# Am I understanding differences between Bayesian and frequentist inference correctly?

A Bayesian would consider the results of the k experiments $X_1, X_2, ..., X_k$ fixed while p would be random, then assume a prior distribution on p and then come up with a posterior distribution for p given the results of the k experiments. Using a distribution for p, a Bayesian would use credible intervals.

A frequentist would consider p a fixed value but the results of the k experiments $X_1, X_2, ..., X_k$ random and would try to come up with a maximum likelihood estimate. A frequentist would use confidence intervals.

A frequentist would use normal approximation to come up with a p-value to see if there is any reason to reject a null hypothesis $H_0$ in favor of an alternative hypothesis $H_1$. For a frequentist, $P(H_0), P(H_1) \in \{0,1\}$

A Bayesian would assign a prior probability to $H_0$ and compute a posterior probability $P(H_0 | k)$. A Bayesian would not absolutely choose between $H_0$ and $H_1$. Rather a Bayesian would be more inclined to $H_0$ if $P(H_0 | k) > 1 - P(H_0 | k) = P(H_1 | k)$

1. Regression: Given regression model $g(E(Y)) = \beta_0 + \beta_1 X_1 + ... + \beta_k X_k$

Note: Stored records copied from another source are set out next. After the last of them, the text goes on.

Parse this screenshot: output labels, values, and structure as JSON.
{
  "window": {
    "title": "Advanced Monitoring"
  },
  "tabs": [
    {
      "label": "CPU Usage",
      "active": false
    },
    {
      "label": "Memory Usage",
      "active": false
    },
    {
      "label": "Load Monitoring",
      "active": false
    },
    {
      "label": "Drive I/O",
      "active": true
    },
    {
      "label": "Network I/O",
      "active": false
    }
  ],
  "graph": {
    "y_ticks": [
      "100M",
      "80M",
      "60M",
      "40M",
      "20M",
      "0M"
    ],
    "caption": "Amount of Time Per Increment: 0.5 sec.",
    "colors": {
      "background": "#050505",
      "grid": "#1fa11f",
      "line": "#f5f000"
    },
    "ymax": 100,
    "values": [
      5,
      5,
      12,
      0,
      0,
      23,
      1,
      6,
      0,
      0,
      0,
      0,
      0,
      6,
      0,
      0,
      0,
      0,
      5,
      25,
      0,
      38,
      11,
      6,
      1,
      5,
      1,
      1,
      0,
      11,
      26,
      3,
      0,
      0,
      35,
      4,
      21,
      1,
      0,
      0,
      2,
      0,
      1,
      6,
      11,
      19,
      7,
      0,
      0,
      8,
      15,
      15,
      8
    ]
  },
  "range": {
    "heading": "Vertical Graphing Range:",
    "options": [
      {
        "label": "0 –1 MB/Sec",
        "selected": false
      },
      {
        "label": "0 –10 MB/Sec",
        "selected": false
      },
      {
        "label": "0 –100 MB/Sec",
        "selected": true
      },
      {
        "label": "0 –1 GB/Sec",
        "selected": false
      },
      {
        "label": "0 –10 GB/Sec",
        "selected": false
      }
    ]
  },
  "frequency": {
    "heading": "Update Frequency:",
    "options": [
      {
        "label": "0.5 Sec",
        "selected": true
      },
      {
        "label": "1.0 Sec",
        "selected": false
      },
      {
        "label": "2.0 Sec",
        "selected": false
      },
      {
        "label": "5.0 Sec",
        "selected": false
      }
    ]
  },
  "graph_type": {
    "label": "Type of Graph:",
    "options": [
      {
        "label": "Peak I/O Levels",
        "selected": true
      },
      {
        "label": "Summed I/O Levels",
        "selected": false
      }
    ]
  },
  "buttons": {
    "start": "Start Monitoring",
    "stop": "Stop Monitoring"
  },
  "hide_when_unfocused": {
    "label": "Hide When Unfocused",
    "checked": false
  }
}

A frequentist would consider $\beta_i$'s and other parameters to be fixed and would use MLE or OLS.

A Bayesian would consider $\beta_i$'s and other parameters to be random, assign them prior distributions and then come up with posterior distributions for $\beta_i$'s and other parameters given the y's and X.

Anything wrong? Anything I missed?

This questions is too broad, but I thought I would respond to a few points where your statements aren't accurate.

1. Bayesians (typically) believe there is a fixed value for the parameters, but use a probability distribution to represent their uncertainty about what the true value is.

2. A Bayesian is typically interested in the full posterior rather than a point or interval estimate of a particular parameter (although for simplicity in reporting results point or interval estimates are typically provided).

3. A frequentist would not use a normal approximation for hypothesis testing with a point null in a binomial experiment.

4. Even if a frequentist "rejects a null hypothesis" that does not mean they choose the alternative.

5. Bayesians will choose between hypotheses if forced to, but typically we would prefer model averaging.

6. In a regression problem many frequentists use penalized likelihood methods, e.g. lasso, ridge regression, elastic net, etc. and therefore would not be using the MLE or OLS estimators.

A Bayesian would consider the results of the experiments fixed and consider population parameters as stochasts. This in contrast to frequentist, who see the data as "just another sample in an endless stream of samples" and who see the population parameters as fixed (but unknown).

The logical Bayesian order would be: 1. define the prior distribution 2. collect data 3. use that data to update your prior distribution. After updating it is called the posterior distribution.

Mind you that a confidence interval is really different from a credible interval. A confidence interval relates to the sampling procedure. If you would take many samples and calculate a 95% confidence interval for each sample, you'd find that 95% of those intervals contain the population mean.

This is useful to for instance industrial quality departments. Those guys take many samples, and now they have the confidence that most of their estimates will be pretty close to the reality. They know that 95% of their estimates are close, but they can't say that about one specific estimate.

Compare this to rolling dice: if you roll 600 (fair) dice, your best guess is that 1/6, that is 100 dice, will roll a six. But if you someone has rolled 1 die, and asks you: - "What is the probability that this throw was a 6 ?", - the answer "Well, that is 1/6 or 16.6%" is wrong. The die shows either a 6, or some other figure. So the probability is 1, or 0.

When asked before the throw what the probability of throwing a 6 is, a Bayesian would say "1/6" (based on prior information: everybody knows that a die has 6 sides), but a Frequestist would say "No idea" because frequentism is solely based on the data, not on priors.

Likewise, if you have only 1 sample (thus 1 confidence interval), you have no way to say how likely it is that the population mean is in that interval. It is either in it, or not. The probability is either 1, or 0.

If a frequentist rejects H0, this means that P(data|H0) is smaller than some threshold. He says "It is very unlikely to find these sort of data if H0 were true, therefore I assume that H0 is not true, thus H1 must be true". Therefore, in this framework, H0 and H1 must be mutually exclusive and cover all possibilities.

As far as I understand, some frequentist say that if H0 is rejected, this does not imply that H1 is formally accepted; others say that rejecting the one equals accepting the other.

Hypothesis testing in a Bayesian method is slightly different. The method is to see how good the data are predicted by Hypothesis A, or B, or C (no need to limit this to 2 hypotheses). The researcher could say: "Hypothesis A explains the data 3 x better than Hypothesis B and 50 times better than Hypothesis C".